Organic Agriculture Production Concerns Amid COVID-19

HTML5 Icon

Kathleen Delate
Professor and Extension Organic Specialist
Iowa State University

Amid the stressful headlines about COVID-19, organic beef producers, like the Rosmanns of Harlan, Iowa, are seeing a surge in organic meat sales, among other organic purchases.

“Whether it’s due to consumers knowing the source of their food in these uncertain times, or lower availability of conventional meat at grocery stores, people are showing far more interest in local and organic meat,” said Maria Rosmann, who owns the on-farm store Farm Sweet Farm.

While grateful for the increased sales, Rosmann and other organic sellers worry about supply keeping up with demand. According to the Organic Produce Network and Category Partners, fresh organic produce sales were up 22% in March, as most of the U.S. began to “shelter-in-place” and purchase larger than ordinary food volumes.

checking hybrid rye.Even with Farmers Markets permitted to open, many consumers feel safer ordering online, as the Des Moines Farmers Market expects customers to do in the foreseeable future, or at smaller shops where social distancing is more easily achieved. Over 17,000 people participated in a virtual Farmers Market in Des Moines on May 2, with 14 vendors listed as selling organic or chemical-free products.

Farmers with excess farm products can always donate to food banks, or through many of the nonprofit organizations distributing to those in need during the pandemic. There is also a number of federal programs open to all farmers to assist with any financial hardship due to COVID-19.

Organic field report

Farm activity has not ceased during the pandemic on Iowa’s organic farms, which are primarily family-operated and multi-functional with numerous enterprises. Organic farmers are observing exponential growth in their fields of small grains (rye, barley, oats and spelt), especially those planted last fall, like annual and hybrid rye.

Hybrid rye is a relatively new crop that can be grazed or used in hog or cattle feed.
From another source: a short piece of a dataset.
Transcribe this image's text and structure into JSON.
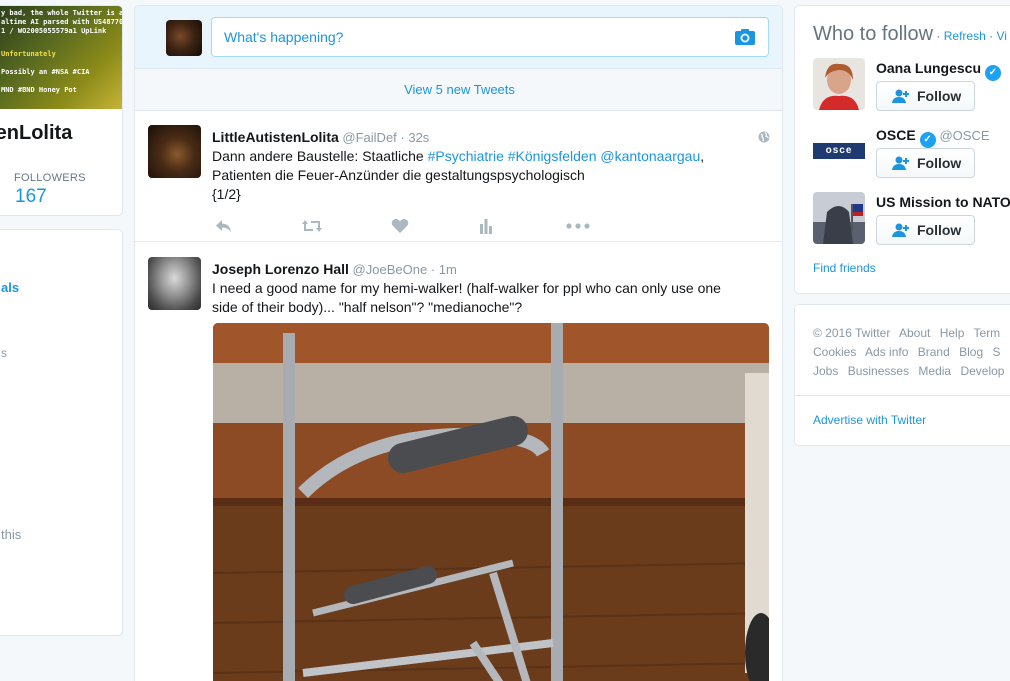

In general, organic farmers are waiting until growing degree-days (GDD) reach 100 to 120 before planting corn and soybeans.
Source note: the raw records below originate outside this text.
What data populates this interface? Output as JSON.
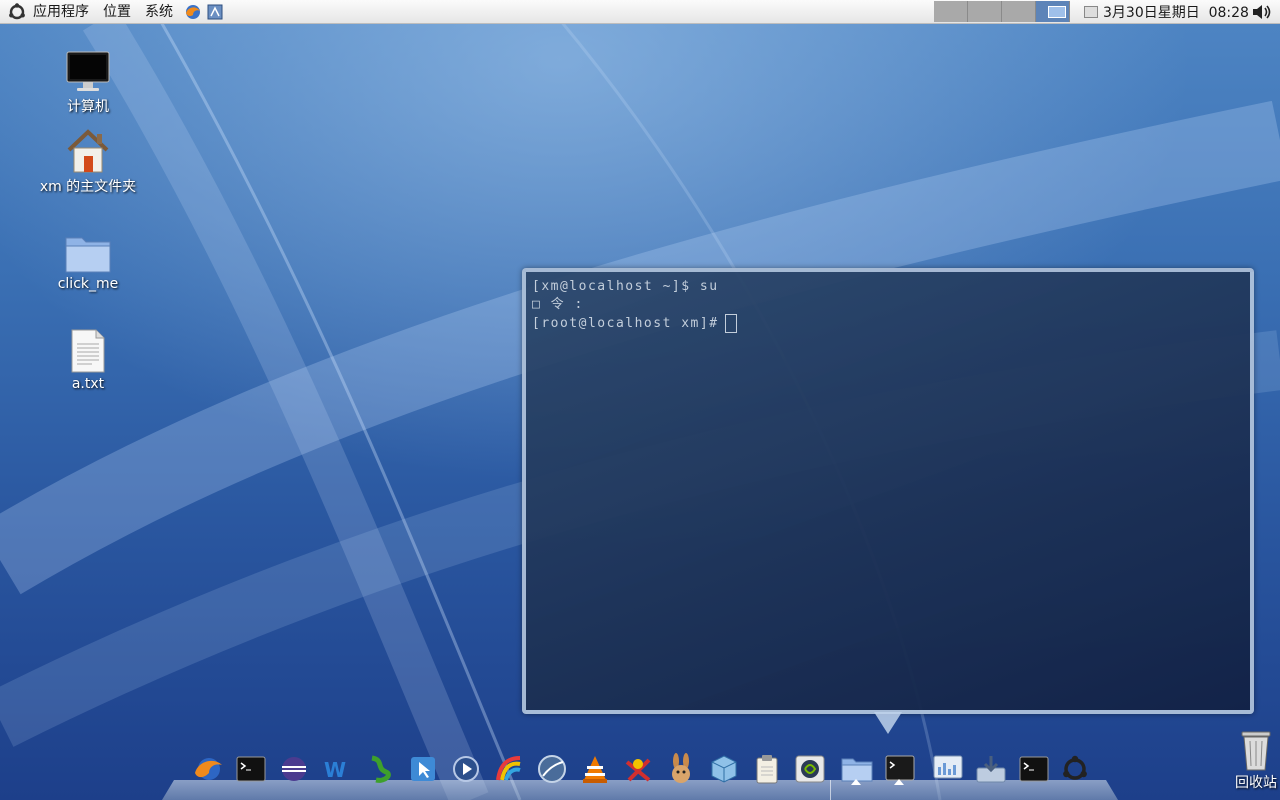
{
  "top_panel": {
    "menus": [
      "应用程序",
      "位置",
      "系统"
    ],
    "workspaces": [
      {
        "active": false
      },
      {
        "active": false
      },
      {
        "active": false
      },
      {
        "active": true
      }
    ],
    "clock": "3月30日星期日  08:28"
  },
  "desktop": {
    "icons": [
      {
        "label": "计算机",
        "icon": "computer-icon"
      },
      {
        "label": "xm 的主文件夹",
        "icon": "home-folder-icon"
      },
      {
        "label": "click_me",
        "icon": "folder-icon"
      },
      {
        "label": "a.txt",
        "icon": "text-file-icon"
      }
    ],
    "trash_label": "回收站"
  },
  "terminal": {
    "lines": [
      "[xm@localhost ~]$ su",
      "□ 令 :",
      "[root@localhost xm]#"
    ]
  },
  "dock": {
    "items": [
      "firefox-icon",
      "terminal-icon",
      "eclipse-icon",
      "wiki-icon",
      "fuzzy-icon",
      "cursor-app-icon",
      "media-player-icon",
      "paint-icon",
      "globe-icon",
      "vlc-icon",
      "game-icon",
      "rabbit-icon",
      "virtualbox-icon",
      "clipboard-icon",
      "nvidia-icon",
      "folder-icon",
      "terminal-window-icon",
      "cpu-monitor-icon",
      "download-icon",
      "terminal-icon",
      "ubuntu-icon"
    ],
    "colors": {
      "firefox": "#f08a1c",
      "vlc": "#f07a00",
      "eclipse": "#4b3b8f",
      "wiki": "#2b7fd6"
    }
  }
}
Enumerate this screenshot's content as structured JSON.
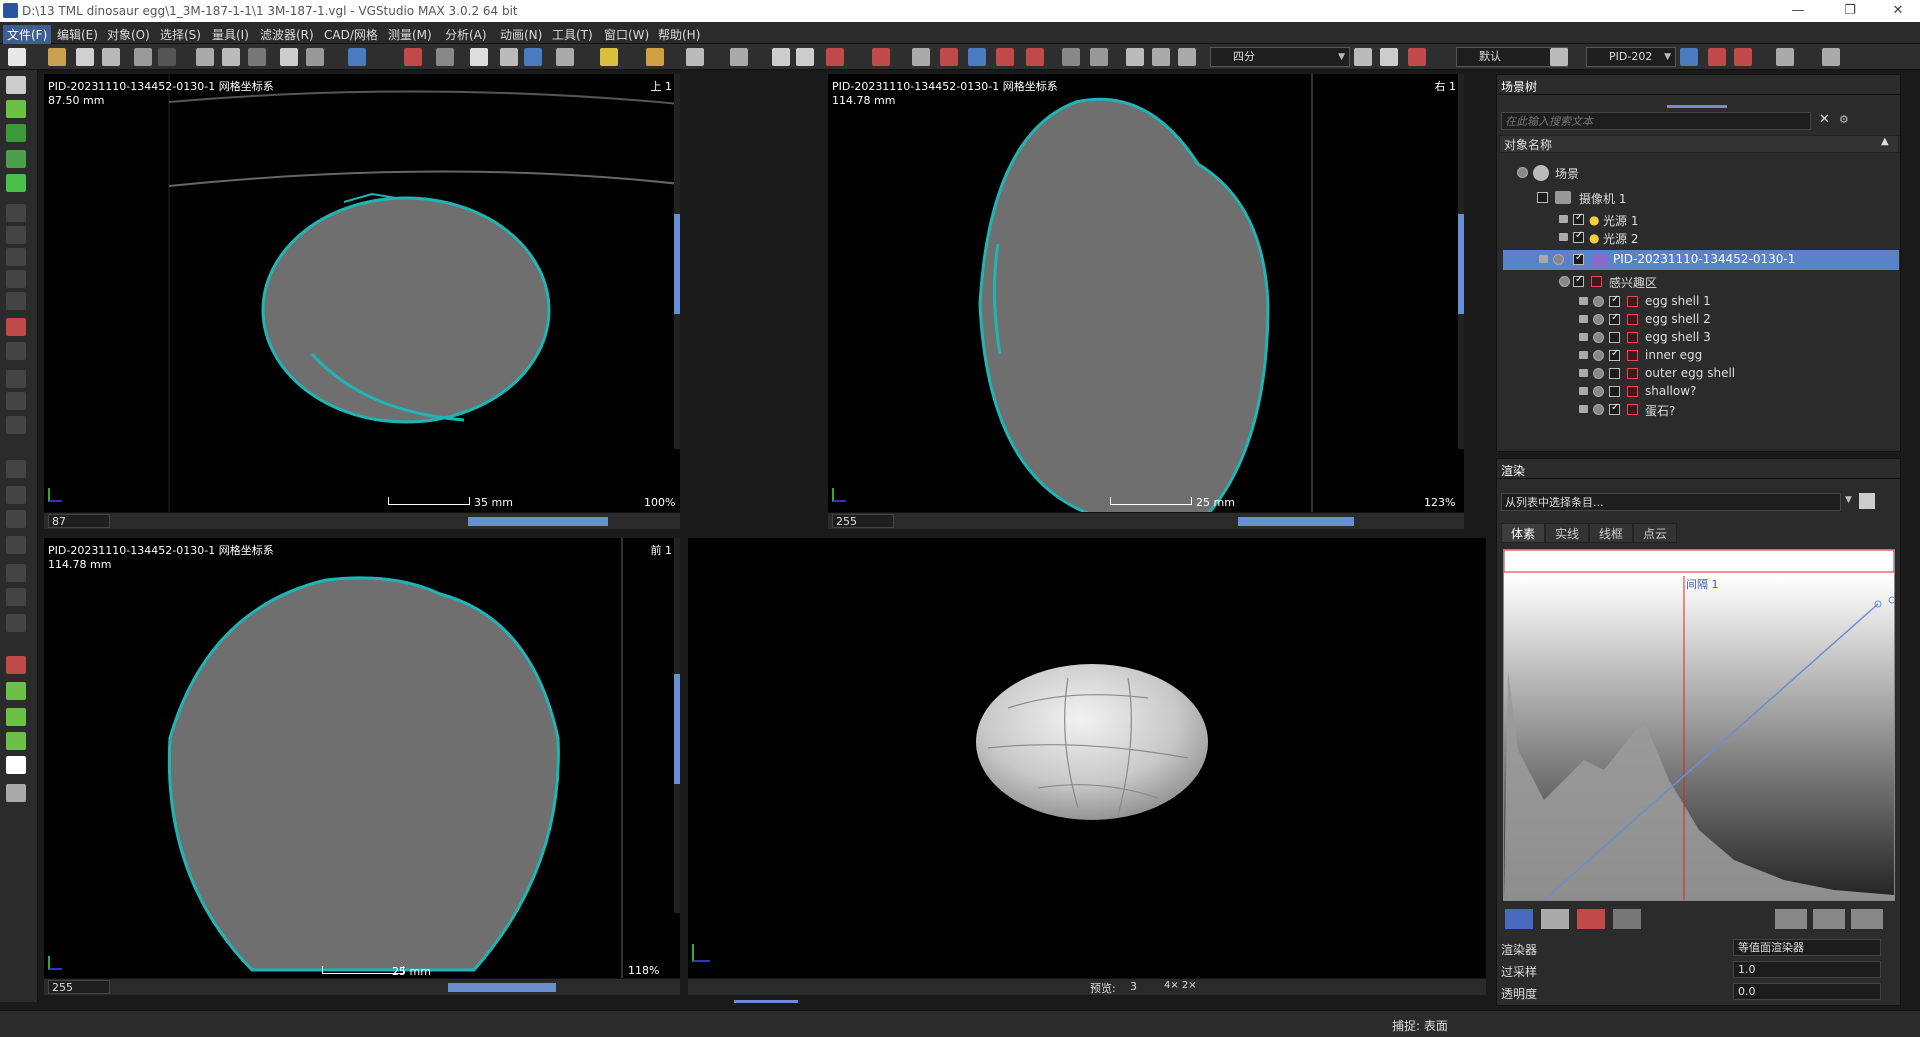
{
  "window": {
    "title": "D:\\13 TML dinosaur egg\\1_3M-187-1-1\\1 3M-187-1.vgl - VGStudio MAX 3.0.2 64 bit",
    "minimize": "—",
    "restore": "❐",
    "close": "✕"
  },
  "menu": [
    {
      "label": "文件(F)",
      "active": true
    },
    {
      "label": "编辑(E)"
    },
    {
      "label": "对象(O)"
    },
    {
      "label": "选择(S)"
    },
    {
      "label": "量具(I)"
    },
    {
      "label": "滤波器(R)"
    },
    {
      "label": "CAD/网格"
    },
    {
      "label": "测量(M)"
    },
    {
      "label": "分析(A)"
    },
    {
      "label": "动画(N)"
    },
    {
      "label": "工具(T)"
    },
    {
      "label": "窗口(W)"
    },
    {
      "label": "帮助(H)"
    }
  ],
  "toolbar": {
    "layout_select": "四分",
    "preset_select": "默认",
    "object_select": "PID-202"
  },
  "viewports": {
    "top": {
      "header": "PID-20231110-134452-0130-1 网格坐标系",
      "direction": "上 1",
      "distance": "87.50 mm",
      "scale": "35 mm",
      "zoom": "100%",
      "slice": "87"
    },
    "right": {
      "header": "PID-20231110-134452-0130-1 网格坐标系",
      "direction": "右 1",
      "distance": "114.78 mm",
      "scale": "25 mm",
      "zoom": "123%",
      "slice": "255"
    },
    "front": {
      "header": "PID-20231110-134452-0130-1 网格坐标系",
      "direction": "前 1",
      "distance": "114.78 mm",
      "scale": "25 mm",
      "zoom": "118%",
      "slice": "255"
    },
    "three_d": {
      "preview_label": "预览:",
      "preview_value": "3",
      "multiplier": "4× 2×"
    }
  },
  "scene_tree": {
    "title": "场景树",
    "search_placeholder": "在此输入搜索文本",
    "column": "对象名称",
    "items": [
      {
        "label": "场景",
        "type": "scene"
      },
      {
        "label": "摄像机 1",
        "type": "camera"
      },
      {
        "label": "光源 1",
        "type": "light",
        "checked": true
      },
      {
        "label": "光源 2",
        "type": "light",
        "checked": true
      },
      {
        "label": "PID-20231110-134452-0130-1",
        "type": "volume",
        "checked": true,
        "selected": true
      },
      {
        "label": "感兴趣区",
        "type": "roi-group",
        "checked": true
      },
      {
        "label": "egg shell 1",
        "type": "roi",
        "checked": true
      },
      {
        "label": "egg shell 2",
        "type": "roi",
        "checked": true
      },
      {
        "label": "egg shell 3",
        "type": "roi",
        "checked": false
      },
      {
        "label": "inner egg",
        "type": "roi",
        "checked": true
      },
      {
        "label": "outer egg shell",
        "type": "roi",
        "checked": false
      },
      {
        "label": "shallow?",
        "type": "roi",
        "checked": false
      },
      {
        "label": "蛋石?",
        "type": "roi",
        "checked": true
      }
    ]
  },
  "render_panel": {
    "title": "渲染",
    "preset_placeholder": "从列表中选择条目...",
    "tabs": [
      {
        "label": "体素",
        "active": true
      },
      {
        "label": "实线"
      },
      {
        "label": "线框"
      },
      {
        "label": "点云"
      }
    ],
    "interval_label": "间隔 1",
    "props": [
      {
        "label": "渲染器",
        "value": "等值面渲染器"
      },
      {
        "label": "过采样",
        "value": "1.0"
      },
      {
        "label": "透明度",
        "value": "0.0"
      }
    ]
  },
  "status": {
    "snap": "捕捉: 表面"
  },
  "colors": {
    "accent": "#6a8fd0",
    "selection": "#5a82c8",
    "roi_outline": "#1fb5b5",
    "background": "#1a1a1a"
  }
}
Because synthetic seed fungicides are not permitted in organic farming, crops need warm soils to germinate and emerge quickly to resist any damaging pests. There has been greater demand for organic seeds this year, as organic acres climbed to 103,136 in Iowa, which ranks fifth in the nation for number of certified organic farms.

Cover crops and grazing interest increases
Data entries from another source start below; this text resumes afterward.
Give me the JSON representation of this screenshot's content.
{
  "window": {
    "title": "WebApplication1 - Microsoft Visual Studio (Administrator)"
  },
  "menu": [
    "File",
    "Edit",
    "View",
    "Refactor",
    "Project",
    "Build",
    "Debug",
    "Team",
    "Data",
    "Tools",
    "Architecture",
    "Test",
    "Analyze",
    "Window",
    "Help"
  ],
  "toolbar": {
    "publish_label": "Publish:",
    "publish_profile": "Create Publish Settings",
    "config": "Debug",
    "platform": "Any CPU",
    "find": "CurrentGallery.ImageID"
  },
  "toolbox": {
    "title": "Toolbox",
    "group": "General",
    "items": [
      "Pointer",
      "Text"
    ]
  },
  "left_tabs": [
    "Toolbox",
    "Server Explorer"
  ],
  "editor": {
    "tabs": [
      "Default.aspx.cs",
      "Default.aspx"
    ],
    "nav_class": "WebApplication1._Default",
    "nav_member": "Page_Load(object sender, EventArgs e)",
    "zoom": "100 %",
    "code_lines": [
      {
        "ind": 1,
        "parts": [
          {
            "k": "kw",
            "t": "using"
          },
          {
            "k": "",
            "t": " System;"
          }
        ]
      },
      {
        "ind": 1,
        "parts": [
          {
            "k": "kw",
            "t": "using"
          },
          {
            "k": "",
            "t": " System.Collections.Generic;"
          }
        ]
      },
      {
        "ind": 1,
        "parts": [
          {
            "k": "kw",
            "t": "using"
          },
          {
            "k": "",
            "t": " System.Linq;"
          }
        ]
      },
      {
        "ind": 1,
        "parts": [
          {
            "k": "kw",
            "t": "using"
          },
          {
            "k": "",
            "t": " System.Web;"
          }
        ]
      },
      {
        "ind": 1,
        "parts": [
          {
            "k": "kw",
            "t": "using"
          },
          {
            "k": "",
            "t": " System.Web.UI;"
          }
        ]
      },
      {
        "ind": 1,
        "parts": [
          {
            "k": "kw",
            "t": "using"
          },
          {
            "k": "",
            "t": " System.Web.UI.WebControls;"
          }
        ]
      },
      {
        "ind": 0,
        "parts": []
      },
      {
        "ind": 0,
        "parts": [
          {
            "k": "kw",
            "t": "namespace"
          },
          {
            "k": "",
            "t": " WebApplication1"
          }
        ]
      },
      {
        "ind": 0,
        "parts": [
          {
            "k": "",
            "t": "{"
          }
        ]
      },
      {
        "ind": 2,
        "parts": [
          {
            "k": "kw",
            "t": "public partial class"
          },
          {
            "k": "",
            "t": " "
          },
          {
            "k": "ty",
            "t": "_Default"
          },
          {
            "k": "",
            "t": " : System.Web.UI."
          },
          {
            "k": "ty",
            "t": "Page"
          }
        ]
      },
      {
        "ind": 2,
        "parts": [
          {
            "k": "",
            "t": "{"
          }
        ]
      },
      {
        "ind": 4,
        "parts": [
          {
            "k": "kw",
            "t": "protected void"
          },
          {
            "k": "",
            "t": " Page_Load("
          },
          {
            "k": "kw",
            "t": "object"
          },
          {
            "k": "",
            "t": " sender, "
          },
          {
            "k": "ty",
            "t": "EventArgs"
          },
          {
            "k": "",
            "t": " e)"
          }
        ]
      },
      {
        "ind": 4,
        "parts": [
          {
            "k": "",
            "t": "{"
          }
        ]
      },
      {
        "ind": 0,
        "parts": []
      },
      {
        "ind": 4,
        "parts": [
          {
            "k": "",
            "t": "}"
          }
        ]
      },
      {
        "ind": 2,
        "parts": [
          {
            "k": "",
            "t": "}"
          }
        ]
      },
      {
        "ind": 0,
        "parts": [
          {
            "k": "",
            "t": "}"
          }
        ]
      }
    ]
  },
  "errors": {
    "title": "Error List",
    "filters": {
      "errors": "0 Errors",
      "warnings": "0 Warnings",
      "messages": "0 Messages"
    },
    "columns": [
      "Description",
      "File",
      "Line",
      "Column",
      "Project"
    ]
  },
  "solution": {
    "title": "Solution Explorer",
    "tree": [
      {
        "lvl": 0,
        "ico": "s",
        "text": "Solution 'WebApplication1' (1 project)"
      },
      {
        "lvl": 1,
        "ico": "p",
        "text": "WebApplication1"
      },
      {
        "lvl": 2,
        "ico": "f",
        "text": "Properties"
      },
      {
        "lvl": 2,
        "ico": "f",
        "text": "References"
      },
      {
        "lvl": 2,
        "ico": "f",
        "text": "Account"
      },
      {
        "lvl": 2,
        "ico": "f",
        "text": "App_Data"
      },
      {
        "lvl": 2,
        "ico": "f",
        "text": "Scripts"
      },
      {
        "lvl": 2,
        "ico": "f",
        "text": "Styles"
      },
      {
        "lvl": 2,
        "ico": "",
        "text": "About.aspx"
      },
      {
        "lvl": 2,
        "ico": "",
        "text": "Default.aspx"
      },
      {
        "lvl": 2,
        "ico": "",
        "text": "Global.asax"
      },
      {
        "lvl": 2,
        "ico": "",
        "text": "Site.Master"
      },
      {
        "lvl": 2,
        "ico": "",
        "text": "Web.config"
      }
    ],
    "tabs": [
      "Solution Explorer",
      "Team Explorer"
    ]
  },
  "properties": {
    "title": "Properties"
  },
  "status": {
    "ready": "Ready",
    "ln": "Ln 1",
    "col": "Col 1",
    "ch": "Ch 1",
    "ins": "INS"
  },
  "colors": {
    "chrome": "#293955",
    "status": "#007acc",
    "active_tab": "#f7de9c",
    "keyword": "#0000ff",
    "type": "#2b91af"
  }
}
More farmers are interested in raising cover crops, either as a “green manure” crop, or harvested for grain and straw. However, all cover crops could potentially be grazed by livestock in the early spring and summer.

Grazing is a low-input method to feed livestock, which could improve soil health by adding fresh manure to the field or pastures. Farmers who want to improve soil health and utilize a low-input grazing system may benefit from integrating crops and livestock in their system.

An experiment in Iowa, Minnesota and Pennsylvania, supported by the United States Department of Agriculture-National Institute of Food and Agriculture, examined the effect of grazing cover crops of wheat and rye on beef cattle health benefits and food safety of meat products deriving from this system. The grass-based system was found to support a more balanced omega-6/3 fatty acid ratio, which can accrue in cattle and beef.

The cover crops of winter wheat and winter rye provided an early start to the grazing season, averaging three weeks earlier than other perennial pastures on the farm. The integrated crop-livestock system in this study demonstrated a high probability of meeting food safety goals for limiting E. coli O157:H7 and Salmonella spp. contamination in the forage, feed, feces, hide and meat, according to a study published by Iowa State University researchers.

The Iowa State University Extension and Outreach Organic Ag Program is planning a virtual field day to demonstrate rolling rye in an organic no-till system on June 2 at the Levi Lyle Farm in Keota, Iowa, weather-permitting. Lyle expects the rye to be past anthesis at that date, which is necessary for proper termination of the rye crop where soybeans will be planted.

“We are happy the farm looks so good this spring,” Lyle said, “Especially our rye crops, which are about a foot high now.”

The ISU Organic Ag Program will host other virtual events this year. The 16-week “Transitioning to Organic Agriculture” on-line course is planned for January to May 2021. Details on all events will be posted on the ISU Extension and Outreach Organic Ag website.

Date of Publication: 
May, 2020